Jon said...

Yaacov -

As an actuary in the U.S, I'm promised a median salary of $88k with room for 200% growth. (This is according to whichever newspaper it was that did the job-ranking thing - I think US News).

In Israel, I can expect a salary between 10-18k₪ a month. This is apparently on a par with high-tech workers. (This information is from Nefesh B'Nefesh.)

Assuming an exchange-rate of 3.5:1, that puts the high-end Israeli salary at the lower end of the Amrican range.

I think you're being a bit too optimistic about the Israeli economy, and too pessimistic about the American one.

If I'm wrong, please correct me - I'm not wandering around Nefesh B'Nefesh's site without a reason!

Y. Ben-David said...

Let's face it, if your goal in life is to make as much money as possible, then it doesn't necessarily pay to move from the US to Israel. If your goal is to live as full a life as a Jew as possible, then your place is in Israel. In my case, there is no question that my standard of living would not be appreciably higher had I remained in the US. I would probably own a second car and my house would be somewhat larger than the apartment I have here in Israel, but here I really don't need a second car (I get free transportation to work like many workers in Israel do) and people manage in smaller accomodations. But had we remained in the US the tuition fees we would have faced would have been substantially higher and that would have eaten up any salary advantage I would have had there, and as I said above, I would have been paying for a grossly inferior education, at least in the Torah-Jewish Studies department.

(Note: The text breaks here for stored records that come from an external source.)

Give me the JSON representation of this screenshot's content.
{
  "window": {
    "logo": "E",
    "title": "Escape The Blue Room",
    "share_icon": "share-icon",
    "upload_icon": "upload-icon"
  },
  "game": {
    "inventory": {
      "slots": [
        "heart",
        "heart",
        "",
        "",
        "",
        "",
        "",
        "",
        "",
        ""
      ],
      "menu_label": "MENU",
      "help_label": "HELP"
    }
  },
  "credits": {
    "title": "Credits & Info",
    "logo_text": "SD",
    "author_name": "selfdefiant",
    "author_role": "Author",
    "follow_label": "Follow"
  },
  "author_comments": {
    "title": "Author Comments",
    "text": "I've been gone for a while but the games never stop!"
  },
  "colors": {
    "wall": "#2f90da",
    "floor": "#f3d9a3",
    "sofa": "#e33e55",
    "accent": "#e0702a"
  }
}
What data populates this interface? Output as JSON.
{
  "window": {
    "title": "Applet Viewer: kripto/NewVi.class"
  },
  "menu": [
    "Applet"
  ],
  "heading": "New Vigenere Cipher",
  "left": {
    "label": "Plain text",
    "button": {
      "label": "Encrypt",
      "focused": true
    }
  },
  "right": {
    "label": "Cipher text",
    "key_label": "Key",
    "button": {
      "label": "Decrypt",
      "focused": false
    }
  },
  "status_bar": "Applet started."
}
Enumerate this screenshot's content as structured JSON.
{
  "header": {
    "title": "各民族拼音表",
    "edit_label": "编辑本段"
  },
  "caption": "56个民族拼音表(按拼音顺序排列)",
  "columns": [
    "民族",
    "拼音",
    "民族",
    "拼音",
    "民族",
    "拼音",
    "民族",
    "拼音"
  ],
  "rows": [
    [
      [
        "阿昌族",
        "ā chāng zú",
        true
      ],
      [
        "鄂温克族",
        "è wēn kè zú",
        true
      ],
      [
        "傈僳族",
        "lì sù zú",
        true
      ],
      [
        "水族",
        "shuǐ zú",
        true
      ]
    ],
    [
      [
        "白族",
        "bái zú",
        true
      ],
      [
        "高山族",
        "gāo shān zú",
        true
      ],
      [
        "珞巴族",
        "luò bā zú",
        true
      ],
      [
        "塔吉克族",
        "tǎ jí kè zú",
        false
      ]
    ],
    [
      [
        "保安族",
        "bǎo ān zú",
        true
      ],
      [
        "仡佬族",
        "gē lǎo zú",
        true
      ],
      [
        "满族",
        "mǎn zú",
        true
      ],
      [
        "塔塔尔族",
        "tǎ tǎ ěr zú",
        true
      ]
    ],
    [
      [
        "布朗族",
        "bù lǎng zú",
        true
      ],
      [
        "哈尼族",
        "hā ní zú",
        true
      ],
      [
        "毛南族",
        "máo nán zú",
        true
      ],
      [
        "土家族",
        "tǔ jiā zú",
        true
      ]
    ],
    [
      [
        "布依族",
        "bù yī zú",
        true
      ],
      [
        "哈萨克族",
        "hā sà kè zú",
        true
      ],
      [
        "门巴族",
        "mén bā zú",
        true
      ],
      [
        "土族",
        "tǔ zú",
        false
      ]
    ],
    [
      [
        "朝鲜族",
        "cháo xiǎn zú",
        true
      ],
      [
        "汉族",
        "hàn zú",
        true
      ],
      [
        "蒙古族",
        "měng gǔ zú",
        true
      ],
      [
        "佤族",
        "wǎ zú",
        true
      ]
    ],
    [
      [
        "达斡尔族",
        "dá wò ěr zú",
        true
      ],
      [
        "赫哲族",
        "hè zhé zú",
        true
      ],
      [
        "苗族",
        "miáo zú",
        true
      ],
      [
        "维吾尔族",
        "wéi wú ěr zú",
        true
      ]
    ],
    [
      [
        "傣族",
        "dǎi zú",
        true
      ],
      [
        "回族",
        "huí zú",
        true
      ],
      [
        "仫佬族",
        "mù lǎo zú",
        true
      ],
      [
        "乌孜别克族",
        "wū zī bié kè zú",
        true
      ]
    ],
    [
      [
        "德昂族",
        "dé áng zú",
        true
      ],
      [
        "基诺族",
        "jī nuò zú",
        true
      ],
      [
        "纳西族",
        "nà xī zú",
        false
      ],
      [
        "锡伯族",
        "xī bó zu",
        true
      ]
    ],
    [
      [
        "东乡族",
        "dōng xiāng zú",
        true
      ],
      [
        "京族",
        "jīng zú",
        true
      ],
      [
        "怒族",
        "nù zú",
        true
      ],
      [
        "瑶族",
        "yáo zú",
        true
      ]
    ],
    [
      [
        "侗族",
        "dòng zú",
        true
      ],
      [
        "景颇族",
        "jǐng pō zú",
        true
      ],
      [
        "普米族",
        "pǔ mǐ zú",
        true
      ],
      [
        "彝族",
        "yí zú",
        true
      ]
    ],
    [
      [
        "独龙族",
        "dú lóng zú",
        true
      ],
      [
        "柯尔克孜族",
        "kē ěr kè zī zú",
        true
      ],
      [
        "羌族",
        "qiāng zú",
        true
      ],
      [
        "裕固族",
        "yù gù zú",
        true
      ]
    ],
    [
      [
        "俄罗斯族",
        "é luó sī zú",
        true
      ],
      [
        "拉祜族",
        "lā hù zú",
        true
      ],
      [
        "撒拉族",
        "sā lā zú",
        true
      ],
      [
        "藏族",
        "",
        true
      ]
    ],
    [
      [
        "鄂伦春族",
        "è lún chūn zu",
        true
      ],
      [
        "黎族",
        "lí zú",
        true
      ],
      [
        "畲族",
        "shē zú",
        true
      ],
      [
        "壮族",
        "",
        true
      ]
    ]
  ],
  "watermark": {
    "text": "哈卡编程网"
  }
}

Yaacov said...

Jon -

Since you're an actuary, you'll know how to calculate the different costs of near-free schooling from pre-kindergarten thru high-school, and the substantially cheaper university fees in Israel, assuming you wish your children to have a Jewish education. Likewise the limited costs of reliable health insurance and pension plans.

Having noted that, I didn't say salaries are higher in Israel. The ability to participate in or benefit from the explosive innovation economy in Israel is, however, better than anywhere in the US except for a few specific areas. The thousands of extraordinarily expensive luxury high-rise apartments being snatched up in Tel Aviv these past few years demonstrate that If Israelis want to be rich, their chances at home are as good as anywhere, if not better.